Researchers consider nanofluids as volumetric absorbers in PTC-CSP plants

The creation of nanofluids containing palladium (Pd) and silver (Au) nanoplates for the volumetric absorption of intense solar radiation in concentrating solar power plants (CSPs) with parabolic trough collectors (PTCs) is the subject of a new study published in the journal. Energy and fuels.

​​​​​​​Study: Are nanofluids suitable for volumetric absorption in PTC-CSP plants? An exemplified and realistic assessment with characterized metal-oil nanofluids. Image credit: Sergio Sergo/

Concentrating solar power (CSP) can significantly reduce carbon dioxide emissions by minimizing the intermittent nature of photovoltaic and wind electricity, expanding its role in today’s power generation landscape.

The minimum energy conversion efficiencies of CSP plants set a lower limit for their practical applications. An improvement in these efficiencies can considerably accelerate the commercialization of CSP technology. The use of nanofluids as new heat transfer fluids (HTFs) has recently been suggested for this function, provided that the physical parameters governing the convective heat flow are appropriately increased.

Nanofluids: Why are they important?

The transformation of solar to thermal energy is a very prominent application area in which nanofluids, which are already known for their use in complex applications, can be used for heat transmission, thermal energy retention or the volumetric absorbance.

The physical qualities of heat transfer fluids (HTFs) influence the performance, affordability and reliability of solar-to-thermal energy conversion systems. It is widely recognized and well documented in the literature that the adoption of innovative HTFs such as nanofluids can greatly benefit applications that rely on solar energy conversion.

This is also true for concentrated solar power (CSP) plants, a new renewable energy generation technique for long-term and possibly dispatchable electricity production severely hampered by poor power transfer efficiency solar to thermal energy.

Improving the performance of CSP plants using nanofluids

As heat transfer fluids or latent heat storage compounds, nanofluids can significantly increase the effectiveness of CSP systems. Thermal lubricants and molten salts are critical components of the power production processes of CSP plants. As such, they are attractive base fluids for developing nanofluids to increase the reliability and thermophysical characteristics of CSP plants.

The receiver operating fluid in CSP facilities using parabolic trough collectors (PTCs), the most developed and frequently used form of collector, is usually a eutectic and azeotropic combination of biphenyl oxide and diphenyl

The creation of nanofluids from this natural thermal oil has recently received intense attention, with important work dedicated to its synthesis, stability study and evaluation of thermal and physicomechanical properties.

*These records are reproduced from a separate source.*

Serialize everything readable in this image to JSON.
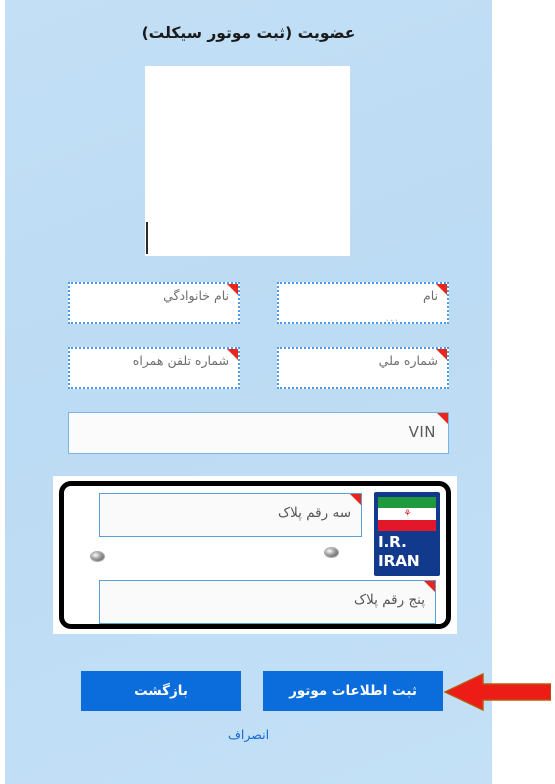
{
  "page": {
    "title": "عضویت (ثبت موتور سیکلت)",
    "background_color": "#bddcf4",
    "accent_color": "#0b6cdc",
    "required_marker_color": "#e8271a"
  },
  "photo_box": {
    "name": "image-preview-box",
    "content": ""
  },
  "fields": [
    {
      "id": "firstname",
      "placeholder": "نام",
      "sub_text": "...",
      "required": true,
      "style": "dotted"
    },
    {
      "id": "lastname",
      "placeholder": "نام خانوادگي",
      "sub_text": "",
      "required": true,
      "style": "dotted"
    },
    {
      "id": "nationalid",
      "placeholder": "شماره ملي",
      "sub_text": "",
      "required": true,
      "style": "dotted"
    },
    {
      "id": "mobile",
      "placeholder": "شماره تلفن همراه",
      "sub_text": "",
      "required": true,
      "style": "dotted"
    },
    {
      "id": "vin",
      "placeholder": "VIN",
      "sub_text": "",
      "required": true,
      "style": "solid"
    }
  ],
  "plate": {
    "country_code": "I.R.\nIRAN",
    "country_line1": "I.R.",
    "country_line2": "IRAN",
    "flag_colors": {
      "green": "#1f9b3d",
      "white": "#ffffff",
      "red": "#e2182a"
    },
    "three_digit": {
      "placeholder": "سه رقم پلاک",
      "value": "",
      "required": true
    },
    "five_digit": {
      "placeholder": "پنج رقم پلاک",
      "value": "",
      "required": true
    }
  },
  "actions": {
    "submit_label": "ثبت اطلاعات موتور",
    "back_label": "بازگشت",
    "cancel_label": "انصراف"
  },
  "annotation": {
    "arrow_color": "#ee1c16",
    "arrow_direction": "left",
    "points_at": "submit-button"
  }
}
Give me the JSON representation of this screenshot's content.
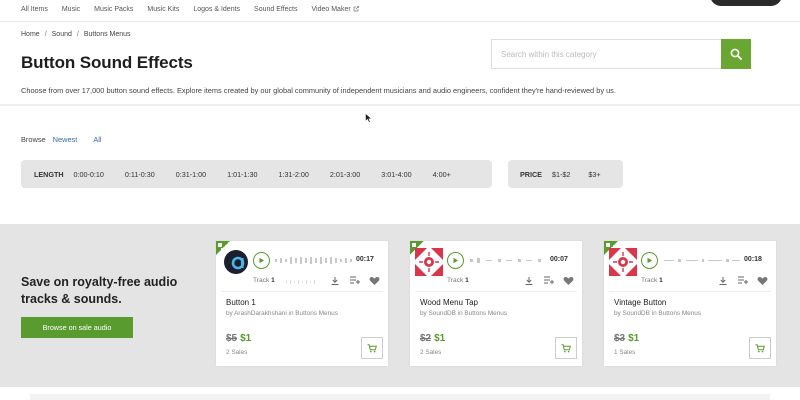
{
  "nav": {
    "items": [
      "All Items",
      "Music",
      "Music Packs",
      "Music Kits",
      "Logos & Idents",
      "Sound Effects",
      "Video Maker"
    ]
  },
  "breadcrumb": [
    "Home",
    "Sound",
    "Buttons Menus"
  ],
  "page": {
    "title": "Button Sound Effects",
    "description": "Choose from over 17,000 button sound effects. Explore items created by our global community of independent musicians and audio engineers, confident they're hand-reviewed by us."
  },
  "search": {
    "placeholder": "Search within this category",
    "value": ""
  },
  "browse": {
    "label": "Browse",
    "options": [
      "Newest",
      "All"
    ]
  },
  "filters": {
    "length": {
      "label": "LENGTH",
      "options": [
        "0:00-0:10",
        "0:11-0:30",
        "0:31-1:00",
        "1:01-1:30",
        "1:31-2:00",
        "2:01-3:00",
        "3:01-4:00",
        "4:00+"
      ]
    },
    "price": {
      "label": "PRICE",
      "options": [
        "$1-$2",
        "$3+"
      ]
    }
  },
  "promo": {
    "title": "Save on royalty-free audio tracks & sounds.",
    "button": "Browse on sale audio"
  },
  "cards": [
    {
      "title": "Button 1",
      "author": "by ArashDarakhshani in Buttons Menus",
      "duration": "00:17",
      "track_label": "Track",
      "track_num": "1",
      "old_price": "$5",
      "new_price": "$1",
      "sales": "2 Sales",
      "thumb": "avatar"
    },
    {
      "title": "Wood Menu Tap",
      "author": "by SoundDB in Buttons Menus",
      "duration": "00:07",
      "track_label": "Track",
      "track_num": "1",
      "old_price": "$2",
      "new_price": "$1",
      "sales": "2 Sales",
      "thumb": "pattern"
    },
    {
      "title": "Vintage Button",
      "author": "by SoundDB in Buttons Menus",
      "duration": "00:18",
      "track_label": "Track",
      "track_num": "1",
      "old_price": "$3",
      "new_price": "$1",
      "sales": "1 Sales",
      "thumb": "pattern"
    }
  ],
  "colors": {
    "accent": "#6aa632",
    "promo_bg": "#e4e4e4",
    "filter_bg": "#e5e5e5",
    "thumb_red": "#d9364a"
  }
}
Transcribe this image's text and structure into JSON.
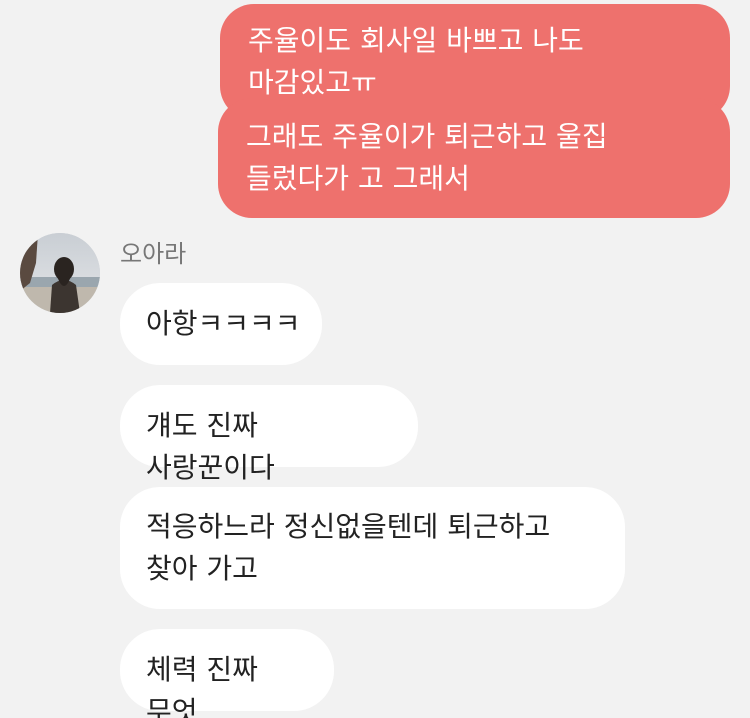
{
  "sent_messages": [
    "주율이도 회사일 바쁘고 나도 마감있고ㅠ",
    "그래도 주율이가 퇴근하고 울집 들렀다가 고 그래서"
  ],
  "contact": {
    "name": "오아라",
    "avatar_icon": "profile-photo-person-at-beach"
  },
  "received_messages": [
    "아항ㅋㅋㅋㅋ",
    "걔도 진짜 사랑꾼이다",
    "적응하느라 정신없을텐데 퇴근하고 찾아 가고",
    "체력 진짜 무엇"
  ],
  "colors": {
    "background": "#f2f2f2",
    "sent_bubble": "#ee716d",
    "received_bubble": "#ffffff"
  }
}
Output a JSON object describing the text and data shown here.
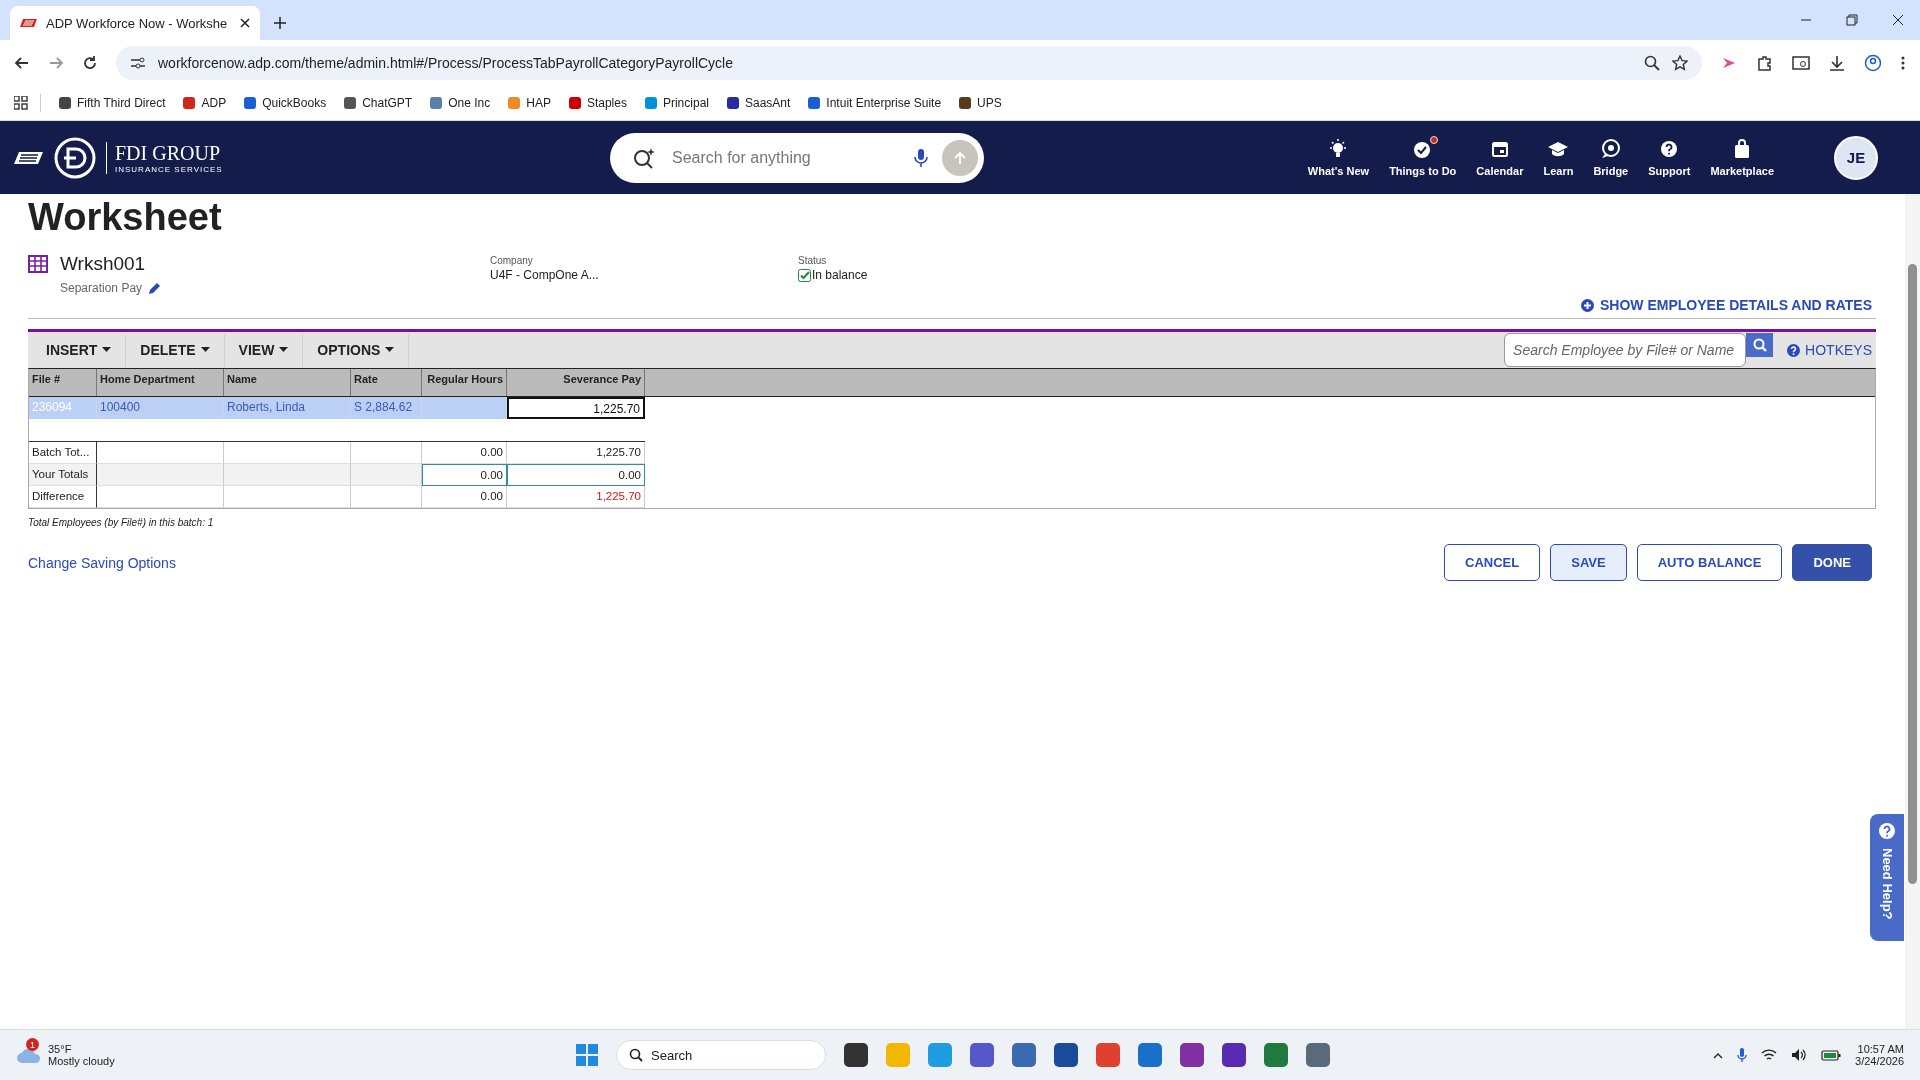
{
  "browser": {
    "tab_title": "ADP Workforce Now - Workshe",
    "url": "workforcenow.adp.com/theme/admin.html#/Process/ProcessTabPayrollCategoryPayrollCycle",
    "bookmarks": [
      {
        "label": "Fifth Third Direct",
        "color": "#444444"
      },
      {
        "label": "ADP",
        "color": "#d0271d"
      },
      {
        "label": "QuickBooks",
        "color": "#1a5fd0"
      },
      {
        "label": "ChatGPT",
        "color": "#555555"
      },
      {
        "label": "One Inc",
        "color": "#5a7fa8"
      },
      {
        "label": "HAP",
        "color": "#f08a24"
      },
      {
        "label": "Staples",
        "color": "#cc0000"
      },
      {
        "label": "Principal",
        "color": "#0091da"
      },
      {
        "label": "SaasAnt",
        "color": "#2a2aa8"
      },
      {
        "label": "Intuit Enterprise Suite",
        "color": "#1a5fd0"
      },
      {
        "label": "UPS",
        "color": "#5a3a1a"
      }
    ]
  },
  "header": {
    "brand": "FDI GROUP",
    "brand_sub": "INSURANCE SERVICES",
    "search_placeholder": "Search for anything",
    "nav": [
      {
        "label": "What's New",
        "badge": false
      },
      {
        "label": "Things to Do",
        "badge": true
      },
      {
        "label": "Calendar",
        "badge": false
      },
      {
        "label": "Learn",
        "badge": false
      },
      {
        "label": "Bridge",
        "badge": false
      },
      {
        "label": "Support",
        "badge": false
      },
      {
        "label": "Marketplace",
        "badge": false
      }
    ],
    "avatar": "JE"
  },
  "worksheet": {
    "title": "Worksheet",
    "batch": "Wrksh001",
    "description": "Separation Pay",
    "company_label": "Company",
    "company": "U4F - CompOne A...",
    "status_label": "Status",
    "status": "In balance",
    "balanced": true,
    "show_details": "SHOW EMPLOYEE DETAILS AND RATES",
    "menus": [
      "INSERT",
      "DELETE",
      "VIEW",
      "OPTIONS"
    ],
    "search_placeholder": "Search Employee by File# or Name",
    "hotkeys": "HOTKEYS",
    "columns": [
      "File #",
      "Home Department",
      "Name",
      "Rate",
      "Regular Hours",
      "Severance Pay"
    ],
    "rows": [
      {
        "selected": true,
        "cells": [
          "236094",
          "100400",
          "Roberts, Linda",
          "S 2,884.62",
          "",
          "1,225.70"
        ]
      }
    ],
    "totals": [
      {
        "kind": "plain",
        "label": "Batch Tot...",
        "regular_hours": "0.00",
        "severance_pay": "1,225.70"
      },
      {
        "kind": "input",
        "label": "Your Totals",
        "regular_hours": "0.00",
        "severance_pay": "0.00"
      },
      {
        "kind": "difference",
        "label": "Difference",
        "regular_hours": "0.00",
        "severance_pay": "1,225.70"
      }
    ],
    "note": "Total Employees (by File#) in this batch: 1",
    "saving_options": "Change Saving Options",
    "buttons": [
      {
        "label": "CANCEL",
        "kind": "outline"
      },
      {
        "label": "SAVE",
        "kind": "soft"
      },
      {
        "label": "AUTO BALANCE",
        "kind": "outline"
      },
      {
        "label": "DONE",
        "kind": "primary"
      }
    ],
    "need_help": "Need Help?"
  },
  "taskbar": {
    "temperature": "35°F",
    "weather": "Mostly cloudy",
    "weather_badge": "1",
    "search_placeholder": "Search",
    "time": "10:57 AM",
    "date": "3/24/2026",
    "apps": [
      {
        "color": "#333333"
      },
      {
        "color": "#f2b800"
      },
      {
        "color": "#1e9de0"
      },
      {
        "color": "#5558c8"
      },
      {
        "color": "#3a6ab0"
      },
      {
        "color": "#1a4a9a"
      },
      {
        "color": "#e04030"
      },
      {
        "color": "#1a70c8"
      },
      {
        "color": "#8030a0"
      },
      {
        "color": "#5a2ab0"
      },
      {
        "color": "#1e7a3e"
      },
      {
        "color": "#5a6a7a"
      }
    ]
  }
}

Nanofluids as new volumetric absorbers in CSP plants

The use of nanofluids as volumetric absorbers for immediate solar-to-thermal energy transfer is optimal without the conventions of surface-treated materials. Since local overheating does not occur with volumetric absorbers, the pumping energy can be reduced while the temperature differential between the surface absorbers and the fluid remains minimal, resulting in lower emissive losses.

However, for volumetric absorption to be effective, solar absorption with nanofluids must be continuous along the optical path of the radial orientation of the parabolic trough collector.

Several studies have been carried out to characterize the optical characteristics of nanofluids, some with an emphasis on their possible use in CSP-PTC plants. As a general rule, opaque and dark nanofluids are suitable for this purpose.

This work thoroughly investigates the feasibility of using nanofluids containing Au and Pd nanoplates as volumetric absorbers and HTFs in CSP-PTC systems. The researchers also compare conventional HTF A and nanofluids based on critical characteristics such as projected PTC efficiency, heat exchange effectiveness, and overall system performance.

Important results of the study

The perfect distribution of mass fractions enhances the spectral attenuation throughout the visible light spectrum, implying that the produced nanofluids, especially those containing Pd nanoplates, are well suited for volumetric absorption. Furthermore, without any rheological cost, nanoparticles can significantly increase the thermal conductance and heating value of CSP-PTC plants, suggesting that nanofluids are potentially attractive possibilities for heat transfer applications.

The researchers successfully gave a realistic assessment of the ramifications of using these nanofluids in PTC for CSP plants using some mathematically basic but relevant expressions accessible in the literature.

It was shown that nanofluids containing Pd nanoplates could improve plant efficiency by up to 31.6 percent while reducing pumping requirements by 15 percent, keeping structural disturbances to a minimum and preserving structural stability avoiding overheating of the surface collector.


Carrillo-Berdugo, I. et al. (2022). Are nanofluids suitable for volumetric absorption in PTC-CSP plants? An exemplified and realistic assessment with characterized metal-oil nanofluids. Energy and fuels. Available at:

Disclaimer: The views expressed here are those of the author expressed privately and do not necessarily represent the views of Limited T/A AZoNetwork the owner and operator of this website. This disclaimer forms part of the Terms and Conditions of Use for this website.

Leave a Comment

Your email address will not be published. Required fields are marked *